| Instructions for the task |
Write all of the entries again. Keep them exactly as they are.

====== Material to process

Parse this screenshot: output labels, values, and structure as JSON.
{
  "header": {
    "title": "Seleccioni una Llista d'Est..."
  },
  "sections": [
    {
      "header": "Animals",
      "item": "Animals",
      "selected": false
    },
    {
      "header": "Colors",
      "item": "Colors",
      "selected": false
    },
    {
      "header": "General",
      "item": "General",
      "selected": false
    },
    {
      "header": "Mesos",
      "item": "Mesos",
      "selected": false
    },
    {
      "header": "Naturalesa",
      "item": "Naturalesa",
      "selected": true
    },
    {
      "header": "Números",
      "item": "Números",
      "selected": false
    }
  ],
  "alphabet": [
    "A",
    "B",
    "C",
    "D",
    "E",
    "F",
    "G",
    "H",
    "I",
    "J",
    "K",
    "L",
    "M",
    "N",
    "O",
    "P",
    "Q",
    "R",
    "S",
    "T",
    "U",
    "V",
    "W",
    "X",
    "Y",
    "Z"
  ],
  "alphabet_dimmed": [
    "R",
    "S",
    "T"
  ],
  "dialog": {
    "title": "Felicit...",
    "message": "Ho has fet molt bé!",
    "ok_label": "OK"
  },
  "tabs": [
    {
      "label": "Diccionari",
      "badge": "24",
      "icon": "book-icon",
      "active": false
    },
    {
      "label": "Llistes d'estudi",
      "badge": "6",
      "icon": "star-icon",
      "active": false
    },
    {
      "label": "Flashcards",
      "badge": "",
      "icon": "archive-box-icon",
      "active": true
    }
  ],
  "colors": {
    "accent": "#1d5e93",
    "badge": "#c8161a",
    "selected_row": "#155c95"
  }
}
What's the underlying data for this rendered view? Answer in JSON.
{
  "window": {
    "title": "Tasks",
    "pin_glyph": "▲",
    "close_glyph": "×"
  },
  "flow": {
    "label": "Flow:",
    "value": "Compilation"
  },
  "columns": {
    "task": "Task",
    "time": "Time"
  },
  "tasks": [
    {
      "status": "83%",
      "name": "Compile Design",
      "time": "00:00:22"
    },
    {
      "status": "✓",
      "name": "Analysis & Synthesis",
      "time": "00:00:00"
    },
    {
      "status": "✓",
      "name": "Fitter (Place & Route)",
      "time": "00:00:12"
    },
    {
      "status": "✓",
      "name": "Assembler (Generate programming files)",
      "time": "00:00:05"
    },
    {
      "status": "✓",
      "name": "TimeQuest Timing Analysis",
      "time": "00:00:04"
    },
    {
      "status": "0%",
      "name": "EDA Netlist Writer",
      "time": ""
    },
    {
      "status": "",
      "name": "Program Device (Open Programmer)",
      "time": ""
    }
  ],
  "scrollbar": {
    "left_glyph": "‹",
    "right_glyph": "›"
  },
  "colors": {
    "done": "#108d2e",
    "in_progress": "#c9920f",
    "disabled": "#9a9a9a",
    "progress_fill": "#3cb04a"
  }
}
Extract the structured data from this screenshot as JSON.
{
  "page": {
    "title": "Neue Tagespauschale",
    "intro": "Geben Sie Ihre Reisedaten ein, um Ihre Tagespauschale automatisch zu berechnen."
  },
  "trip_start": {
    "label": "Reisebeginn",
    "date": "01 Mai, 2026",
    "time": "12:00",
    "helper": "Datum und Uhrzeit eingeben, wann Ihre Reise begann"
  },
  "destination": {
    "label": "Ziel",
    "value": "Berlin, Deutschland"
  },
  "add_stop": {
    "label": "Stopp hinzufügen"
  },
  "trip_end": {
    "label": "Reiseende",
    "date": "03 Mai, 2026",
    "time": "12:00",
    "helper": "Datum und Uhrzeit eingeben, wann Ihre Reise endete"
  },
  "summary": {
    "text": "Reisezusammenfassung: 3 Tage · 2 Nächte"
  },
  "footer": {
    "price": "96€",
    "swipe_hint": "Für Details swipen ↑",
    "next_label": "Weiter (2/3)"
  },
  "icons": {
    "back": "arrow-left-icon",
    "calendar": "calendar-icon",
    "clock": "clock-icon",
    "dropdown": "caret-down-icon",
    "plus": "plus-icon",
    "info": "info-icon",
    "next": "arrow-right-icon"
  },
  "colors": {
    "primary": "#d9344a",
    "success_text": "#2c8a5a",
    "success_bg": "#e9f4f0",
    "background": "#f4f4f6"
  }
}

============

| Your response |
Parse this screenshot: output labels, values, and structure as JSON.
{
  "header": {
    "title": "Seleccioni una Llista d'Est..."
  },
  "sections": [
    {
      "header": "Animals",
      "item": "Animals",
      "selected": false
    },
    {
      "header": "Colors",
      "item": "Colors",
      "selected": false
    },
    {
      "header": "General",
      "item": "General",
      "selected": false
    },
    {
      "header": "Mesos",
      "item": "Mesos",
      "selected": false
    },
    {
      "header": "Naturalesa",
      "item": "Naturalesa",
      "selected": true
    },
    {
      "header": "Números",
      "item": "Números",
      "selected": false
    }
  ],
  "alphabet": [
    "A",
    "B",
    "C",
    "D",
    "E",
    "F",
    "G",
    "H",
    "I",
    "J",
    "K",
    "L",
    "M",
    "N",
    "O",
    "P",
    "Q",
    "R",
    "S",
    "T",
    "U",
    "V",
    "W",
    "X",
    "Y",
    "Z"
  ],
  "alphabet_dimmed": [
    "R",
    "S",
    "T"
  ],
  "dialog": {
    "title": "Felicit...",
    "message": "Ho has fet molt bé!",
    "ok_label": "OK"
  },
  "tabs": [
    {
      "label": "Diccionari",
      "badge": "24",
      "icon": "book-icon",
      "active": false
    },
    {
      "label": "Llistes d'estudi",
      "badge": "6",
      "icon": "star-icon",
      "active": false
    },
    {
      "label": "Flashcards",
      "badge": "",
      "icon": "archive-box-icon",
      "active": true
    }
  ],
  "colors": {
    "accent": "#1d5e93",
    "badge": "#c8161a",
    "selected_row": "#155c95"
  }
}
What's the underlying data for this rendered view? Answer in JSON.
{
  "window": {
    "title": "Tasks",
    "pin_glyph": "▲",
    "close_glyph": "×"
  },
  "flow": {
    "label": "Flow:",
    "value": "Compilation"
  },
  "columns": {
    "task": "Task",
    "time": "Time"
  },
  "tasks": [
    {
      "status": "83%",
      "name": "Compile Design",
      "time": "00:00:22"
    },
    {
      "status": "✓",
      "name": "Analysis & Synthesis",
      "time": "00:00:00"
    },
    {
      "status": "✓",
      "name": "Fitter (Place & Route)",
      "time": "00:00:12"
    },
    {
      "status": "✓",
      "name": "Assembler (Generate programming files)",
      "time": "00:00:05"
    },
    {
      "status": "✓",
      "name": "TimeQuest Timing Analysis",
      "time": "00:00:04"
    },
    {
      "status": "0%",
      "name": "EDA Netlist Writer",
      "time": ""
    },
    {
      "status": "",
      "name": "Program Device (Open Programmer)",
      "time": ""
    }
  ],
  "scrollbar": {
    "left_glyph": "‹",
    "right_glyph": "›"
  },
  "colors": {
    "done": "#108d2e",
    "in_progress": "#c9920f",
    "disabled": "#9a9a9a",
    "progress_fill": "#3cb04a"
  }
}
Extract the structured data from this screenshot as JSON.
{
  "page": {
    "title": "Neue Tagespauschale",
    "intro": "Geben Sie Ihre Reisedaten ein, um Ihre Tagespauschale automatisch zu berechnen."
  },
  "trip_start": {
    "label": "Reisebeginn",
    "date": "01 Mai, 2026",
    "time": "12:00",
    "helper": "Datum und Uhrzeit eingeben, wann Ihre Reise begann"
  },
  "destination": {
    "label": "Ziel",
    "value": "Berlin, Deutschland"
  },
  "add_stop": {
    "label": "Stopp hinzufügen"
  },
  "trip_end": {
    "label": "Reiseende",
    "date": "03 Mai, 2026",
    "time": "12:00",
    "helper": "Datum und Uhrzeit eingeben, wann Ihre Reise endete"
  },
  "summary": {
    "text": "Reisezusammenfassung: 3 Tage · 2 Nächte"
  },
  "footer": {
    "price": "96€",
    "swipe_hint": "Für Details swipen ↑",
    "next_label": "Weiter (2/3)"
  },
  "icons": {
    "back": "arrow-left-icon",
    "calendar": "calendar-icon",
    "clock": "clock-icon",
    "dropdown": "caret-down-icon",
    "plus": "plus-icon",
    "info": "info-icon",
    "next": "arrow-right-icon"
  },
  "colors": {
    "primary": "#d9344a",
    "success_text": "#2c8a5a",
    "success_bg": "#e9f4f0",
    "background": "#f4f4f6"
  }
}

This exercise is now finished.